Welcome to This Week in Books, where we highlight books just released by small and independent presses. Books have always been a symbol for and means of spreading knowledge and wisdom, and they are an important part of our toolkit in fighting for social justice. If we’re going to move our national narrative away from one of hate and fear, we need books that display empathy, that help us understand different points of view, that show us we aren’t alone, that feed our spirits.
This week we’ll look at Dear Sweet Filthy World (Subterranean Press, March 2017), a collection of weird and fantastical short stories by Irish-American author Caitlín R. Kiernan. Kiernan has written several novels and collections of strange stories, including the World Fantasy Award-winning The Ape’s Wife and Other Stories.

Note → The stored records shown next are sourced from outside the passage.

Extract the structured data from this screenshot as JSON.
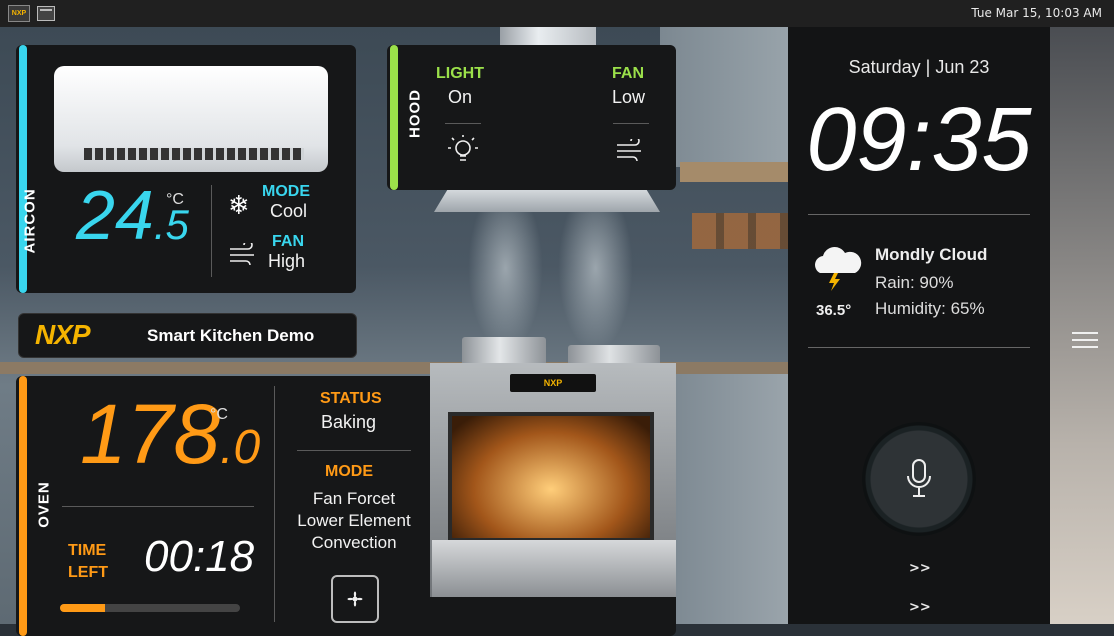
{
  "topbar": {
    "logo_text": "NXP",
    "clock": "Tue Mar 15, 10:03 AM"
  },
  "aircon": {
    "label": "AIRCON",
    "temp_int": "24",
    "temp_dec": ".5",
    "unit": "°C",
    "mode_label": "MODE",
    "mode_value": "Cool",
    "fan_label": "FAN",
    "fan_value": "High",
    "accent": "#39d6ee"
  },
  "hood": {
    "label": "HOOD",
    "light_label": "LIGHT",
    "light_value": "On",
    "fan_label": "FAN",
    "fan_value": "Low",
    "accent": "#9be04a"
  },
  "brand": {
    "logo": "NXP",
    "title": "Smart Kitchen Demo"
  },
  "oven": {
    "label": "OVEN",
    "temp_int": "178",
    "temp_dec": ".0",
    "unit": "°C",
    "time_label_1": "TIME",
    "time_label_2": "LEFT",
    "time_left": "00:18",
    "status_label": "STATUS",
    "status_value": "Baking",
    "mode_label": "MODE",
    "mode_lines": [
      "Fan Forcet",
      "Lower Element",
      "Convection"
    ],
    "progress": 0.25,
    "display_logo": "NXP",
    "accent": "#ff9a16"
  },
  "sidebar": {
    "date_day": "Saturday",
    "date_sep": "|",
    "date": "Jun 23",
    "time": "09:35",
    "weather_title": "Mondly Cloud",
    "weather_temp": "36.5°",
    "rain": "Rain: 90%",
    "humidity": "Humidity: 65%",
    "arrow_1": ">>",
    "arrow_2": ">>"
  }
}
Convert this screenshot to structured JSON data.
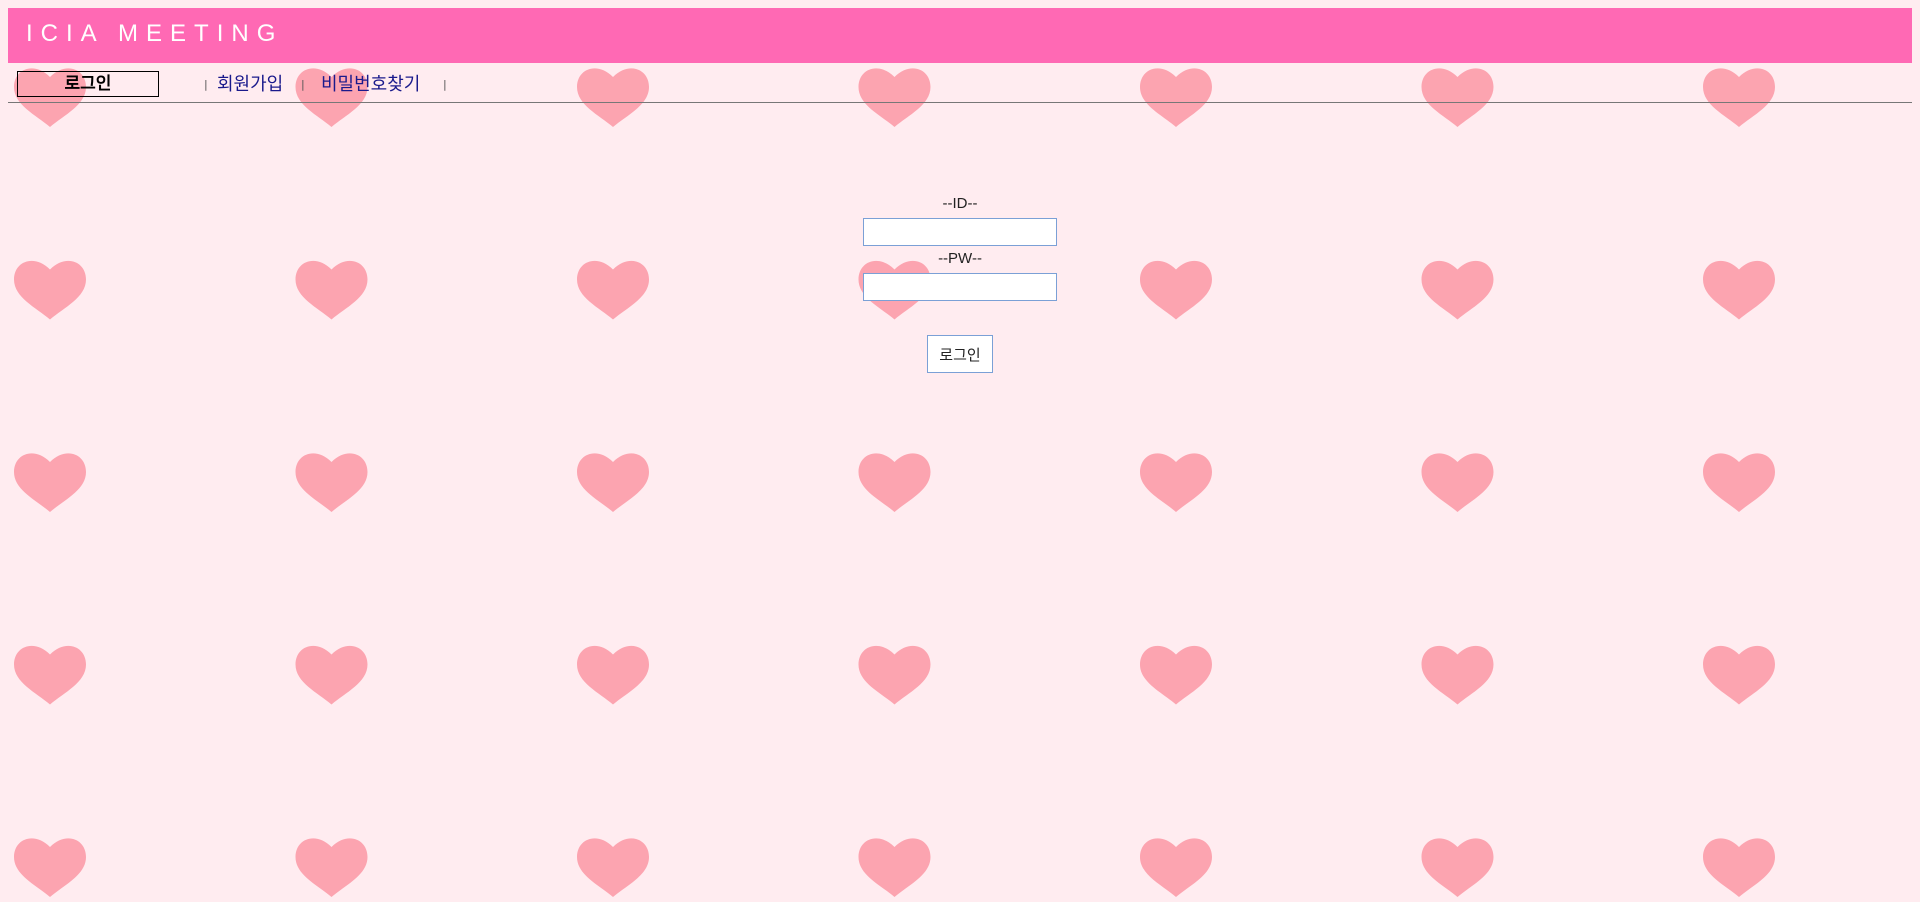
{
  "header": {
    "title": "ICIA MEETING"
  },
  "nav": {
    "login_label": "로그인",
    "separator": "|",
    "signup_label": "회원가입",
    "find_password_label": "비밀번호찾기"
  },
  "form": {
    "id_label": "--ID--",
    "id_value": "",
    "pw_label": "--PW--",
    "pw_value": "",
    "submit_label": "로그인"
  },
  "colors": {
    "header_bg": "#ff69b4",
    "page_bg": "#ffecf0",
    "heart": "#fca4b0",
    "link": "#1a1a8c",
    "input_border": "#7ba0d6"
  },
  "background": {
    "pattern_icon": "heart-icon",
    "columns": 7,
    "rows": 5
  }
}
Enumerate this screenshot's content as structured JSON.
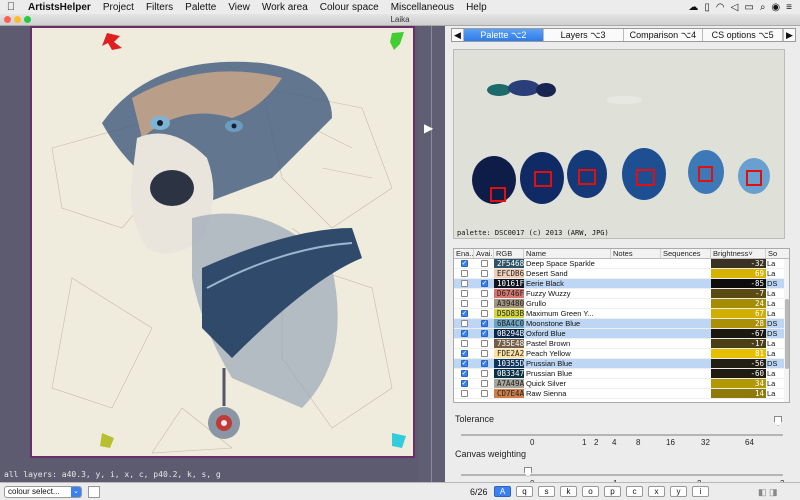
{
  "menubar": {
    "apple": "",
    "app_name": "ArtistsHelper",
    "items": [
      "Project",
      "Filters",
      "Palette",
      "View",
      "Work area",
      "Colour space",
      "Miscellaneous",
      "Help"
    ]
  },
  "window": {
    "title": "Laika"
  },
  "left": {
    "status_text": "all layers: a40.3, y, i, x, c, p40.2, k, s, g"
  },
  "tabs": {
    "items": [
      {
        "label": "Palette ⌥2",
        "active": true
      },
      {
        "label": "Layers ⌥3",
        "active": false
      },
      {
        "label": "Comparison ⌥4",
        "active": false
      },
      {
        "label": "CS options ⌥5",
        "active": false
      }
    ]
  },
  "palette_image": {
    "caption": "palette: DSC0017 (c) 2013 (ARW, JPG)"
  },
  "table": {
    "headers": [
      "Ena...",
      "Avai...",
      "RGB",
      "Name",
      "Notes",
      "Sequences",
      "Brightness˅",
      "So"
    ],
    "rows": [
      {
        "enabled": true,
        "avail": false,
        "rgb": "2F5468",
        "rgb_color": "#2F5468",
        "name": "Deep Space Sparkle",
        "brightness": "-32",
        "bcolor": "#3a3222",
        "sort": "La",
        "sel": false
      },
      {
        "enabled": false,
        "avail": false,
        "rgb": "EFCDB6",
        "rgb_color": "#EFCDB6",
        "name": "Desert Sand",
        "brightness": "69",
        "bcolor": "#d6b300",
        "sort": "La",
        "sel": false
      },
      {
        "enabled": false,
        "avail": true,
        "rgb": "10161F",
        "rgb_color": "#10161F",
        "name": "Eerie Black",
        "brightness": "-85",
        "bcolor": "#0d0d0d",
        "sort": "DS",
        "sel": true
      },
      {
        "enabled": false,
        "avail": false,
        "rgb": "D6746F",
        "rgb_color": "#D6746F",
        "name": "Fuzzy Wuzzy",
        "brightness": "-7",
        "bcolor": "#5a4a14",
        "sort": "La",
        "sel": false
      },
      {
        "enabled": false,
        "avail": false,
        "rgb": "A39480",
        "rgb_color": "#A39480",
        "name": "Grullo",
        "brightness": "24",
        "bcolor": "#a48c05",
        "sort": "La",
        "sel": false
      },
      {
        "enabled": true,
        "avail": false,
        "rgb": "D5D83B",
        "rgb_color": "#D5D83B",
        "name": "Maximum Green Y...",
        "brightness": "67",
        "bcolor": "#d1af00",
        "sort": "La",
        "sel": false
      },
      {
        "enabled": false,
        "avail": true,
        "rgb": "6BA4C0",
        "rgb_color": "#6BA4C0",
        "name": "Moonstone Blue",
        "brightness": "28",
        "bcolor": "#a99006",
        "sort": "DS",
        "sel": true
      },
      {
        "enabled": true,
        "avail": true,
        "rgb": "0B294B",
        "rgb_color": "#0B294B",
        "name": "Oxford Blue",
        "brightness": "-67",
        "bcolor": "#1b1810",
        "sort": "DS",
        "sel": true
      },
      {
        "enabled": false,
        "avail": false,
        "rgb": "735E48",
        "rgb_color": "#735E48",
        "name": "Pastel Brown",
        "brightness": "-17",
        "bcolor": "#4a3f15",
        "sort": "La",
        "sel": false
      },
      {
        "enabled": true,
        "avail": false,
        "rgb": "FDE2A2",
        "rgb_color": "#FDE2A2",
        "name": "Peach Yellow",
        "brightness": "81",
        "bcolor": "#e6c000",
        "sort": "La",
        "sel": false
      },
      {
        "enabled": true,
        "avail": true,
        "rgb": "10355D",
        "rgb_color": "#10355D",
        "name": "Prussian Blue",
        "brightness": "-56",
        "bcolor": "#231f12",
        "sort": "DS",
        "sel": true
      },
      {
        "enabled": true,
        "avail": false,
        "rgb": "0B3347",
        "rgb_color": "#0B3347",
        "name": "Prussian Blue",
        "brightness": "-60",
        "bcolor": "#201c11",
        "sort": "La",
        "sel": false
      },
      {
        "enabled": true,
        "avail": false,
        "rgb": "A7A49A",
        "rgb_color": "#A7A49A",
        "name": "Quick Silver",
        "brightness": "34",
        "bcolor": "#b19805",
        "sort": "La",
        "sel": false
      },
      {
        "enabled": false,
        "avail": false,
        "rgb": "CD7E4A",
        "rgb_color": "#CD7E4A",
        "name": "Raw Sienna",
        "brightness": "14",
        "bcolor": "#8e7a0b",
        "sort": "La",
        "sel": false
      }
    ]
  },
  "sliders": {
    "tolerance_label": "Tolerance",
    "tolerance_ticks": [
      "0",
      "1",
      "2",
      "4",
      "8",
      "16",
      "32",
      "64"
    ],
    "weighting_label": "Canvas weighting",
    "weighting_ticks": [
      "0",
      "1",
      "2",
      "3"
    ]
  },
  "bottom": {
    "select_label": "colour select...",
    "counter": "6/26",
    "keys": [
      {
        "label": "A",
        "active": true
      },
      {
        "label": "q",
        "active": false
      },
      {
        "label": "s",
        "active": false
      },
      {
        "label": "k",
        "active": false
      },
      {
        "label": "o",
        "active": false
      },
      {
        "label": "p",
        "active": false
      },
      {
        "label": "c",
        "active": false
      },
      {
        "label": "x",
        "active": false
      },
      {
        "label": "y",
        "active": false
      },
      {
        "label": "i",
        "active": false
      }
    ]
  }
}
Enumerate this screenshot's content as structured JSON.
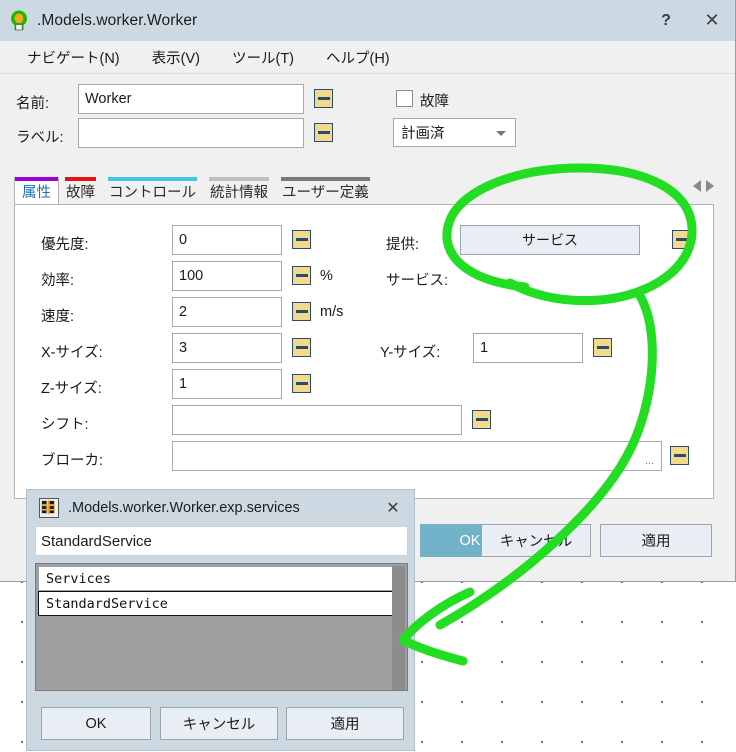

The stories in Dear Sweet Filthy World are drawn from Kiernan’s subscriber-only zine Sirenia Digest. These twenty-eight dark tales examine what it means to be human and inhuman through a hearty mix of fantasy and horror. Kirkus calls the collection “sinister and beguiling in equal measure, tracing the border between fear and obsession and asking powerful questions about desire along the way.”
This is the sort of fiction where the monsters don’t always look like monsters, though sometimes they do. Kiernan narrows in on the grotesque, the strange, and the things we do not understand. She asks what it means to be a monster and to not be a monster in direct prose that’s descriptive enough to paint a mental picture, but sparse enough to leave room for ambiguity and uncertainty. She writes in the story, “Shipwrecks Above,”
She has been hardly more than a shade drifting between undulating stalks of kelp, and she has worn flickering diadems of jellyfish, anemones, and brittle stars.
The sea features prominently in a handful of these stories, becoming both the underworld and a womb, a place that takes life away and a place that births it. Sea creatures mythologize the ordinary and tell their offspring stories to scare them into good behavior. In “Sanderlings,” the sea spits the world’s flotsam and jetsam back onto the shore, turning the beach into a sensory example of everything wrong with modern man—carelessness, wastefulness, laziness.
But there are vampires, too, and werewolves, and even a writer who sells memories for new ideas. If nothing else, these stories demonstrate that there’s more than one way to be a monster.
Logo art by Max Winter.